Happy New Year

by the light of a lit bong…

I’m a sucker for light and I’m a sucker for bongs as well, begging your pardon. Here is an image that combines the two. The light shining through the bong had been filtered through yet another favorite of mine, glass bricks. It has a pleasing geometry, if nothing else.

Fair warning: after a few decades of such happy new years, your lungs are likely to resemble the photo, so be aware. On the other hand, I did once almost drown and if you don’t stay out of the water, it could almost happen to you as well!

Photo / graphic by Roman.

The Ancient Light of Days

Photos by Roman.

Come now, what did your folks tell you about staring at the Sun? For some reason, even looking at a photo of the Sun reflected in a mud puddle challenges my eyes, but here we go, even so. The blatant blare of the Sun against the rather more restrained colors of the puddle bottom (of Earth) are, imho, a delicious combination that I have trouble not inhaling like a glutton, eye strain or no.
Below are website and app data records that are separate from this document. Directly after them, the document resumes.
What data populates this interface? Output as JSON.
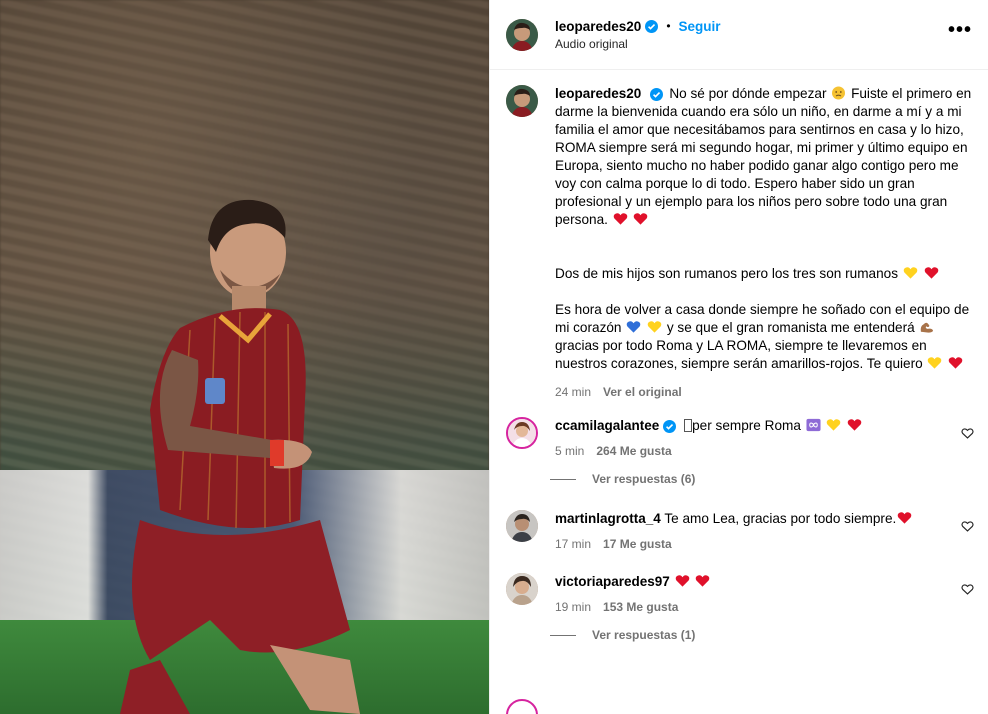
{
  "post": {
    "username": "leoparedes20",
    "follow_label": "Seguir",
    "audio": "Audio original",
    "more": "•••",
    "dot": "•"
  },
  "caption": {
    "username": "leoparedes20",
    "p1_a": "No sé por dónde empezar",
    "p1_b": "Fuiste el primero en darme la bienvenida cuando era sólo un niño, en darme a mí y a mi familia el amor que necesitábamos para sentirnos en casa y lo hizo, ROMA siempre será mi segundo hogar, mi primer y último equipo en Europa, siento mucho no haber podido ganar algo contigo pero me voy con calma porque lo di todo. Espero haber sido un gran profesional y un ejemplo para los niños pero sobre todo una gran persona.",
    "p2": "Dos de mis hijos son rumanos pero los tres son rumanos",
    "p3_a": "Es hora de volver a casa donde siempre he soñado con el equipo de mi corazón",
    "p3_b": "y se que el gran romanista me entenderá",
    "p3_c": "gracias por todo Roma y LA ROMA, siempre te llevaremos en nuestros corazones, siempre serán amarillos-rojos. Te quiero",
    "time": "24 min",
    "see_original": "Ver el original"
  },
  "comments": [
    {
      "username": "ccamilagalantee",
      "text": "per sempre Roma",
      "time": "5 min",
      "likes": "264 Me gusta",
      "replies": "Ver respuestas (6)"
    },
    {
      "username": "martinlagrotta_4",
      "text": "Te amo Lea, gracias por todo siempre.",
      "time": "17 min",
      "likes": "17 Me gusta"
    },
    {
      "username": "victoriaparedes97",
      "text": "",
      "time": "19 min",
      "likes": "153 Me gusta",
      "replies": "Ver respuestas (1)"
    }
  ],
  "colors": {
    "link": "#0095f6",
    "verified": "#0095f6",
    "secondary": "#737373",
    "heart_red": "#e0112b",
    "heart_yellow": "#ffd21f",
    "heart_blue": "#2f6fd8",
    "jersey": "#8a1c22"
  },
  "icons": [
    "verified-badge-icon",
    "more-options-icon",
    "heart-outline-icon",
    "sad-face-emoji",
    "red-heart-emoji",
    "yellow-heart-emoji",
    "blue-heart-emoji",
    "flexed-biceps-emoji",
    "infinity-emoji"
  ]
}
Light from the Sun takes a little over 8 minutes to reach the Earth from the Sun’s surface, such as it is. But the Sun is such a huge and dense and ionized body that a photon created by the Sun can take from 10,000 to 170,000 years to exit the Sun. Yes, folks, solar photons born from fusing hydrogen spend most of their time stuck in traffic, behind plasma belching semi-trucks of magnetism. Today’s light is yesterday’s news, it seems, a blast from the past, a throwback Thursday. The British are coming? Don’t entrust the news to a fresh photon on its way to the surface.

So indulge me this final visit to a mud puddle for the season. It’s really cosmic, man.
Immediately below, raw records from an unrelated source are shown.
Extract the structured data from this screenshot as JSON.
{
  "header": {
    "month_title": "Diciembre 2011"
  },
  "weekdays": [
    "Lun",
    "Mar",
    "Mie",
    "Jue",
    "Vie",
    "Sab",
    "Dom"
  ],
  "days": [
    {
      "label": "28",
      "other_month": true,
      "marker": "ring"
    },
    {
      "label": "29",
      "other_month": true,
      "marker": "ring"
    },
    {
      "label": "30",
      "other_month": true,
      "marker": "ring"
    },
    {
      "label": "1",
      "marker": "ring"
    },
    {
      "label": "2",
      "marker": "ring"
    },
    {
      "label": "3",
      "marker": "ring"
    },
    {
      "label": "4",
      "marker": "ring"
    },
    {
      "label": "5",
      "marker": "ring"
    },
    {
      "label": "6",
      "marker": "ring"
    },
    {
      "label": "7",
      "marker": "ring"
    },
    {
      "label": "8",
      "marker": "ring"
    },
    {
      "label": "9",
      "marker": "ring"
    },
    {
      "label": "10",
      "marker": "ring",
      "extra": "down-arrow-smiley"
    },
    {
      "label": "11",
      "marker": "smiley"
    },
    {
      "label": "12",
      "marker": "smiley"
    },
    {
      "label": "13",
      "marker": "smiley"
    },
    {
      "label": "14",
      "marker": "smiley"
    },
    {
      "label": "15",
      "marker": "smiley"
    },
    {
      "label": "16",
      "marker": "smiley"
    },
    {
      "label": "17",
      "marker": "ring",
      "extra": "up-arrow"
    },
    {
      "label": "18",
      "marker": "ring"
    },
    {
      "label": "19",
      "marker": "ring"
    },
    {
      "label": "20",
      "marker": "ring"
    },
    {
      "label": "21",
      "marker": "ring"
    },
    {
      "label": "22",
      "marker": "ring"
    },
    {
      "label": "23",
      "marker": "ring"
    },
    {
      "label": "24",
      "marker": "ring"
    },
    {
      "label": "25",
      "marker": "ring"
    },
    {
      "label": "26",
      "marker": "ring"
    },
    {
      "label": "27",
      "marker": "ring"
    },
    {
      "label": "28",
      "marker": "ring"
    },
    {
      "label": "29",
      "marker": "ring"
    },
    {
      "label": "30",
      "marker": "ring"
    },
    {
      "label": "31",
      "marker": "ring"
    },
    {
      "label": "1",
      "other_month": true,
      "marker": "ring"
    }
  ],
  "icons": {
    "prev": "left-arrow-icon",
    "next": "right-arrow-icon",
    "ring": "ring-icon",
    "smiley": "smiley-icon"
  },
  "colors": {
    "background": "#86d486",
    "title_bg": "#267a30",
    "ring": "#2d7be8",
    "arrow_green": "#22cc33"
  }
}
Photo by Roman.

“Fifty Lost Earths”

I visit Professor David Kipping’s Cool Worlds Lab YouTube channel regularly, despite the clouds of commercials that swarm like mosquitoes or maybe midges. The channel satisfies a slightly geeky fascination with exoplanet research.
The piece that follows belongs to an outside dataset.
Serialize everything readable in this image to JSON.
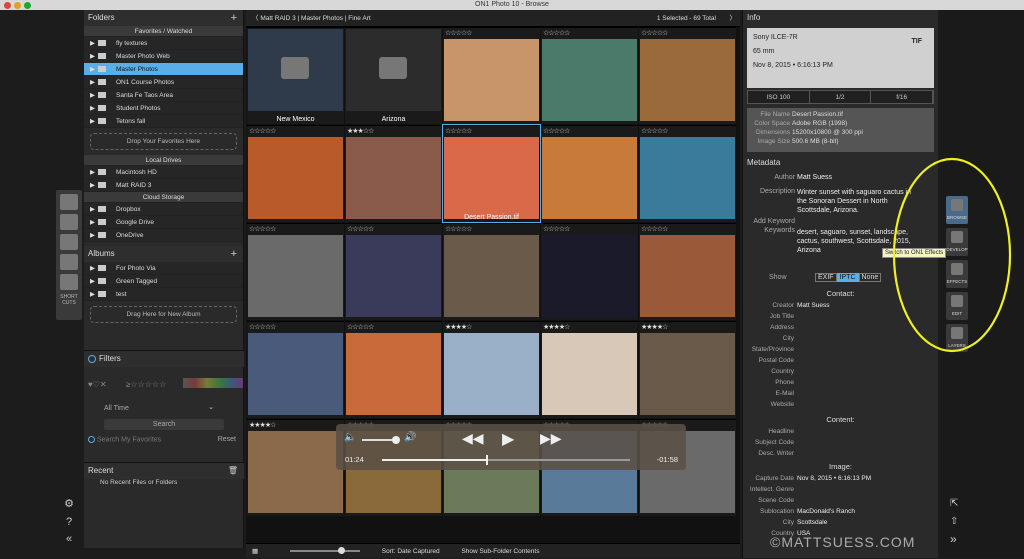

This particular video is a retrospective on the data returned by the Kepler space telescope. It’s political in the sense that what Kepler has found, or hasn’t found, has implications for the design of any follow-on missions, one of which is already in the planning stages.

“Twelve years ago, NASA predicted around 50 Earth-like planets would be discovered by the Kepler telescope. And yet, we’re left essentially none. What happened? Why did those predictions not match reality? And what can we learn from these 50 lost dreams…”

Written & presented by Prof David Kipping

“Hand in Hand”

“Only a formal handshake separates two politicians from a sealed contract. But as both stubbornly try to gain the upper hand within the gesture, their grim intransigence takes on a monstrous life of its own.”

The above from the Swiss Das alte Lager Vimeo channel. It was written and directed by Ennio Ruschetti while at the Zurich University of Arts.

I’m especially fond of this brief video as it is a surreal and succinct and funny performance of what I call “pecking order politics”. It’s a label that tends to trivialize something that is present in all human society and every bit as powerful as more emergent characteristics like class, ethnicity, etc. Though we don’t everywhere deal with it the same way… There are situational “pecking orders” for example… But I won’t go on about it; boring! and my ideas about it probably only half baked. Check out the video instead; it’s a trip.